  4. Below, great video of kayak camping on the Delaware. I've only done this once, and was serenaded by foxes all night. So much wilder than people realize. A friend where I now live in California, who grew up here and spent his summers in Yosemite and is quite well-traveled, told me the Delaware Water Gap is one of the most beautiful places he's ever been.

  5. Daily pH cycle for Loyalsock Creek near Williamsport:

  6. Bonus Sonoma County California news: laugh it up Pennsylvanians!

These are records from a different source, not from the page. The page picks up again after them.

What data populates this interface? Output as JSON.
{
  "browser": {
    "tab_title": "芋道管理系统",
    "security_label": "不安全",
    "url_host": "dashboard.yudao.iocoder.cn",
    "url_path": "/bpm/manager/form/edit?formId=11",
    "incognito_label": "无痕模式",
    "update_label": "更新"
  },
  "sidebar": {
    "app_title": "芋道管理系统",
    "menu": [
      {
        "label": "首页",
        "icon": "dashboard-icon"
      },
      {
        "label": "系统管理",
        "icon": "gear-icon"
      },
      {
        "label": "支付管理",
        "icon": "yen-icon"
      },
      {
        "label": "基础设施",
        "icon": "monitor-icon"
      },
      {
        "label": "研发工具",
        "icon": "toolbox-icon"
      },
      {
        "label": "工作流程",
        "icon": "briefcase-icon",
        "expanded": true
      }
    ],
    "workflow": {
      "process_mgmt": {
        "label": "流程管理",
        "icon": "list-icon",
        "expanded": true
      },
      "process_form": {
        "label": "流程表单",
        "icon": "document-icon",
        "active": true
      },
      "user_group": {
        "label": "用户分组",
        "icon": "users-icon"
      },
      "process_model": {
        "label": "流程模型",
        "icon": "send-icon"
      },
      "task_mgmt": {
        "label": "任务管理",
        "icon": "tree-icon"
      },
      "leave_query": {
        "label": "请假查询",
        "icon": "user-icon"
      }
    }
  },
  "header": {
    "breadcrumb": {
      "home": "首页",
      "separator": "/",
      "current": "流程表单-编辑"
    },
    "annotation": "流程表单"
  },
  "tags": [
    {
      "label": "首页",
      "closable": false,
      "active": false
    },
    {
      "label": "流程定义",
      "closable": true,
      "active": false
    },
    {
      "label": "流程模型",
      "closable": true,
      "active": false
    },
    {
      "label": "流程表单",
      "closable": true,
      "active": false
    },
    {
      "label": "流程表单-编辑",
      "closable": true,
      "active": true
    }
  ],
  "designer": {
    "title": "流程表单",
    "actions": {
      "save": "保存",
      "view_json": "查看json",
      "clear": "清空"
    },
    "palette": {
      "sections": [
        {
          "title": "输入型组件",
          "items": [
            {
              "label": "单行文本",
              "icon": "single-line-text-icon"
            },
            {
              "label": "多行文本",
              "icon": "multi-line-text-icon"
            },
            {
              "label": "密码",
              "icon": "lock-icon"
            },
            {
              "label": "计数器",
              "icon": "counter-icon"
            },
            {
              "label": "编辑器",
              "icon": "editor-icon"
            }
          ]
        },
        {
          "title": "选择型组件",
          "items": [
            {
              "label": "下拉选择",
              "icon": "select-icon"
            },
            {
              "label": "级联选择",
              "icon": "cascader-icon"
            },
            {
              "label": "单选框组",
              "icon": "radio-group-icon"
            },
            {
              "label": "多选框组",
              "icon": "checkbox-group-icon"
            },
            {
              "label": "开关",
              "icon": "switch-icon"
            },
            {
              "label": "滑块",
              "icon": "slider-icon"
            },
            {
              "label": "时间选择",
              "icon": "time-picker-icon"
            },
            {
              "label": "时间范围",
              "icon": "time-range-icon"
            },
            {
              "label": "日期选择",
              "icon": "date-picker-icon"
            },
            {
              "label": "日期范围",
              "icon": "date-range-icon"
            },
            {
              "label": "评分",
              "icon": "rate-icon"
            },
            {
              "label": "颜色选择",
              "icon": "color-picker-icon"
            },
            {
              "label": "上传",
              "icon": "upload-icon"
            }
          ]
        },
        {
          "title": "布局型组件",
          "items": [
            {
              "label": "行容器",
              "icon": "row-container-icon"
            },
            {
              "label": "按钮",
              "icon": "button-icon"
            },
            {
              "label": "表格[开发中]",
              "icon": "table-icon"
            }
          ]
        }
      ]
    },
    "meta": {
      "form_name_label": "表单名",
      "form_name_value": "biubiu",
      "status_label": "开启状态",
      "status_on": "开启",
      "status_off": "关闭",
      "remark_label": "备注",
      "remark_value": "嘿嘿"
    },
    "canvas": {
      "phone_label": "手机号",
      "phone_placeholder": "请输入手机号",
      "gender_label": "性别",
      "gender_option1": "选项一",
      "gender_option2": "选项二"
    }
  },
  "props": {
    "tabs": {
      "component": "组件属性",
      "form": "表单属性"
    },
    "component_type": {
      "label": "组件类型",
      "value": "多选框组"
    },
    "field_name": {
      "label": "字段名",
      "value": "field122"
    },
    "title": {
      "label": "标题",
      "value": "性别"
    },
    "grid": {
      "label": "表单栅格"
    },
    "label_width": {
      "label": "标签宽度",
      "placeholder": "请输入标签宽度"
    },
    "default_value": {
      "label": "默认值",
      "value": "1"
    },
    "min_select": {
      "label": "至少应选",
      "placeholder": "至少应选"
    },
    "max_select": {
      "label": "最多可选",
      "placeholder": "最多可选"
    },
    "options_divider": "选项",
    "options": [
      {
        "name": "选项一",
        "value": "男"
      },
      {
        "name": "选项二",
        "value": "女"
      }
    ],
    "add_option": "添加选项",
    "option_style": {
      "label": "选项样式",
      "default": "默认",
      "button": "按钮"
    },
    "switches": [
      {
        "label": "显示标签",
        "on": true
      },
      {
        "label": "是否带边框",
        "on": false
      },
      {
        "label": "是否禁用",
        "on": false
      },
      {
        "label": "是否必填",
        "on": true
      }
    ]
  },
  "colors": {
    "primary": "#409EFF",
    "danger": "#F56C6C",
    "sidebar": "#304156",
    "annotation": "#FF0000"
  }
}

    As it does every summer, Sonoma County has caught on fire and at this writing has been burning for two weeks. This set of fires "only" burned 580 square miles (the ones in the Bay Area - the ones in the northern half of the Bay Area anyway) and even though they're mostly out, we basically haven't been able to go outside for two weeks due to the air quality. COVID plus megafire = just really a great time. And to top it off, yes I had my first home-grown jalapeno (pictured, fortunately prior to J's micturative exertions); and of course, it's about the ONLY thing around here that's not hot right now! (Yes it's my first and I was too excited to wait for it to show corking but I don't think that would make its heat more respectable as opposed to the nursing-home-gruel-level it's at.) Below that is our new county seal.

    Above: a commentary on experiencing the unexpected mildness of the pepper during the summer of 2020.

Tuesday, August 11, 2020

Point Reyes August 2020, Woodward Valley

Most of these are from Woodward Valley Trail, a heretofore unknown gem and new favorite in PRNP. Sadly, a few weeks after I took these pictures, the Woodward Valley Fire burned most or all of it. It's gone now. I'm glad I got to see it but sad that I can't take my family back there.

Above, "sand" at Schoolhouse Beach.

These are crocosmia (montbretia), southern Africn invasives that mak you think you got lost and are now in Hawaii.

Fog was striking as I descended Woodward Valley Trail.  Glimpses of Sculptured Beach through the gaps in the cliff.

Above:  Tamatoa not looking so good these days.

Below, blackberries starting to ripen.